→ **Data for processing**:
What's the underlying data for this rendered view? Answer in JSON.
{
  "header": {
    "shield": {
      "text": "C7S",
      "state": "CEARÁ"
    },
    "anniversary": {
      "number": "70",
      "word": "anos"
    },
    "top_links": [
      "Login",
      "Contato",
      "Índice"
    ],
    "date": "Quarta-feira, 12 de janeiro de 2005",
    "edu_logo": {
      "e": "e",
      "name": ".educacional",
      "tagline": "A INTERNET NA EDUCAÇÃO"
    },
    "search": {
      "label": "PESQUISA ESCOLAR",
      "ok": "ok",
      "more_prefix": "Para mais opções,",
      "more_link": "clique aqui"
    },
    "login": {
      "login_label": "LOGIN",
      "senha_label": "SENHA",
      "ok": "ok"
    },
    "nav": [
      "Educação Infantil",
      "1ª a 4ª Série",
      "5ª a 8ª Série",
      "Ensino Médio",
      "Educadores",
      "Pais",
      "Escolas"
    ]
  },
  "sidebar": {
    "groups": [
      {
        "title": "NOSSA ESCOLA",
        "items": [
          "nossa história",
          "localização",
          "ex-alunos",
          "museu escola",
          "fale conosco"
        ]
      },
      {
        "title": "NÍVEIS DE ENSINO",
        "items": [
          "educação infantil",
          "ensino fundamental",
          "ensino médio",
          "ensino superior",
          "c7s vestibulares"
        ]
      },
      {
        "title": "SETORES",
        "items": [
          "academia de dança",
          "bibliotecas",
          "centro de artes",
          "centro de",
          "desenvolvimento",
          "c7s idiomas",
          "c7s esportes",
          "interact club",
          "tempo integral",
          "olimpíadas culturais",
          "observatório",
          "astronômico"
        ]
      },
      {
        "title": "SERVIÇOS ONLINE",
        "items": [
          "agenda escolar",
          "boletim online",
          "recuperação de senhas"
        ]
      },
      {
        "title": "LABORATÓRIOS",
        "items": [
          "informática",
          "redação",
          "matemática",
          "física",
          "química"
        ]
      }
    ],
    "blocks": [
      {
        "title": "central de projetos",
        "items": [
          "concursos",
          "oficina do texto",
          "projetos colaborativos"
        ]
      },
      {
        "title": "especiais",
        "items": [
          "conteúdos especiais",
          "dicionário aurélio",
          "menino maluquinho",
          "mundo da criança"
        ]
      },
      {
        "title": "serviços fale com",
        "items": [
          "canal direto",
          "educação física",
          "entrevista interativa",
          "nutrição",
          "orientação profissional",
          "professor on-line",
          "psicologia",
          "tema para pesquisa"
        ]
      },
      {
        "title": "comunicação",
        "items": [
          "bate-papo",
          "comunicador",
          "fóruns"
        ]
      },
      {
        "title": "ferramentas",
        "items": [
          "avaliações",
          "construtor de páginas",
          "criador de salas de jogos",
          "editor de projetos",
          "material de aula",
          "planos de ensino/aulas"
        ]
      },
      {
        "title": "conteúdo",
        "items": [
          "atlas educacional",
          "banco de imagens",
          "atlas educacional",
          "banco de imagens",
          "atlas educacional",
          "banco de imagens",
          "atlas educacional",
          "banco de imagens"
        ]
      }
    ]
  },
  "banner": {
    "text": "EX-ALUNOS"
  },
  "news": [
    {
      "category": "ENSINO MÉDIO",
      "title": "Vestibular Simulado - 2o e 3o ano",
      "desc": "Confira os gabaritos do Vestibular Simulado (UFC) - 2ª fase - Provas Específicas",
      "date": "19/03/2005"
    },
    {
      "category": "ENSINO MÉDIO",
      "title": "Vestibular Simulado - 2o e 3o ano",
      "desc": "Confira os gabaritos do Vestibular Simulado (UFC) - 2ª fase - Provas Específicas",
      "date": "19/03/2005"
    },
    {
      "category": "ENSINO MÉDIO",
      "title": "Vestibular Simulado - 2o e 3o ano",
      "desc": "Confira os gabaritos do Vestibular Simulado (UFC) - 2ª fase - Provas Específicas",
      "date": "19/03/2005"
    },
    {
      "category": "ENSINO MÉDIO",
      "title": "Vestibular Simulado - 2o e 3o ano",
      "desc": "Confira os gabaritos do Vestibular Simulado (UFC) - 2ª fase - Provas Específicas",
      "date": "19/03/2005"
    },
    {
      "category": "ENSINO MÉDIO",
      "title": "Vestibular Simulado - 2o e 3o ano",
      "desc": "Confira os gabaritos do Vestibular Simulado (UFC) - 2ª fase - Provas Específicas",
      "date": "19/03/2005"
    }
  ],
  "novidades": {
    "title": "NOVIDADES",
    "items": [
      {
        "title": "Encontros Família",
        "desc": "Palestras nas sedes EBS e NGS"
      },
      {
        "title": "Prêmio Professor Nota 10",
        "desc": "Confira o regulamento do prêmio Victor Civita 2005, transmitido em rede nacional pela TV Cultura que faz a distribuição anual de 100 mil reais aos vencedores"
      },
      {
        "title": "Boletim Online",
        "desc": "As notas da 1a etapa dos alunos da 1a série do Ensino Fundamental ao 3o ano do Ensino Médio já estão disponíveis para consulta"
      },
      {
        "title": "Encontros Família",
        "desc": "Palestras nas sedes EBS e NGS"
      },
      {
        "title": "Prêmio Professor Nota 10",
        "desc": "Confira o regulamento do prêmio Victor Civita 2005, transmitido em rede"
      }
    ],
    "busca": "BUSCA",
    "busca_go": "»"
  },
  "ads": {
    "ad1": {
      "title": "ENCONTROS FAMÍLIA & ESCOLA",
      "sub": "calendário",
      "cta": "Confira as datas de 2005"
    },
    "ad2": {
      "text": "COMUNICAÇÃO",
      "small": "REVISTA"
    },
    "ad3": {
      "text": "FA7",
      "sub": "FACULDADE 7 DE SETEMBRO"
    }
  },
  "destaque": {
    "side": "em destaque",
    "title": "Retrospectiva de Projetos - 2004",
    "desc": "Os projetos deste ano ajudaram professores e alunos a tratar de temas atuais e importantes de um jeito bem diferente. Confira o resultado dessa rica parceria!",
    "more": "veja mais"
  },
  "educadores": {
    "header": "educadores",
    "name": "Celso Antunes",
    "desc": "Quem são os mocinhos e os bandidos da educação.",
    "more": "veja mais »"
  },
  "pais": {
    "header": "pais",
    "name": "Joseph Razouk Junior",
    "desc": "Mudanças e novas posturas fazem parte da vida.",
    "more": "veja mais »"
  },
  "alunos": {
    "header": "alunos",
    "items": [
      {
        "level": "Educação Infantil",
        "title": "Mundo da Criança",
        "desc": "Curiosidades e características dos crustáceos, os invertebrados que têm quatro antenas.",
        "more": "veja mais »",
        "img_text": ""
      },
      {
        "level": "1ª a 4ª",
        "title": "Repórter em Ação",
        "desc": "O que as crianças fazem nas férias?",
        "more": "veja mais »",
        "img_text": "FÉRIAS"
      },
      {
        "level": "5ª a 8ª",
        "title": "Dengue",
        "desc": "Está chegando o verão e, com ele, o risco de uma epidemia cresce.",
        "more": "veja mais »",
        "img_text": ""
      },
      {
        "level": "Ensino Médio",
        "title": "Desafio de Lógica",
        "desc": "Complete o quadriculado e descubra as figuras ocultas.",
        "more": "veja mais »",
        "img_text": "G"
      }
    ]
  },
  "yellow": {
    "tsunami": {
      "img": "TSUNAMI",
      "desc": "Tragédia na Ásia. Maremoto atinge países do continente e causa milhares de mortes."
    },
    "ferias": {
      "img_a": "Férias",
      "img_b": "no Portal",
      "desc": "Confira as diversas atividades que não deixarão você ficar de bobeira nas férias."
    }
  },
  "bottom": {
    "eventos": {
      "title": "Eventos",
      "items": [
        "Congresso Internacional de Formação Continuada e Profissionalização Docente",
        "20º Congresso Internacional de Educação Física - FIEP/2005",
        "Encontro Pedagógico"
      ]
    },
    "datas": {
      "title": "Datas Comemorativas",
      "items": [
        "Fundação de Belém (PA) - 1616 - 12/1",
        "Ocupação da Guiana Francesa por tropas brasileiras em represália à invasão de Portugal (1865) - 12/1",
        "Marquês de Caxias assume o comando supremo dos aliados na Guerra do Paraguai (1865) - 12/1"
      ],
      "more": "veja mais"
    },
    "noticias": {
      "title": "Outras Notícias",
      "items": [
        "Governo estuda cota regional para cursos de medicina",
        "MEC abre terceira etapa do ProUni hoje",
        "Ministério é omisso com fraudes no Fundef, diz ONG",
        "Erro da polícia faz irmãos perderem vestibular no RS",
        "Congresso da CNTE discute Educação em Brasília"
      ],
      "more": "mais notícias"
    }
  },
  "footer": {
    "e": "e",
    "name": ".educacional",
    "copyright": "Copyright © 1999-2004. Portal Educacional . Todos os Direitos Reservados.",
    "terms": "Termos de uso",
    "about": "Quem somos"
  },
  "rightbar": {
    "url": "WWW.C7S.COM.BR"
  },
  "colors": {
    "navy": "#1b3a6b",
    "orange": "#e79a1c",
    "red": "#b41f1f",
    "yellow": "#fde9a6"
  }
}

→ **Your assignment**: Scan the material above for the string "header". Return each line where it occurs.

→ **Response to the exercise**:
  "header": {
    "header": "educadores",
    "header": "pais",
    "header": "alunos",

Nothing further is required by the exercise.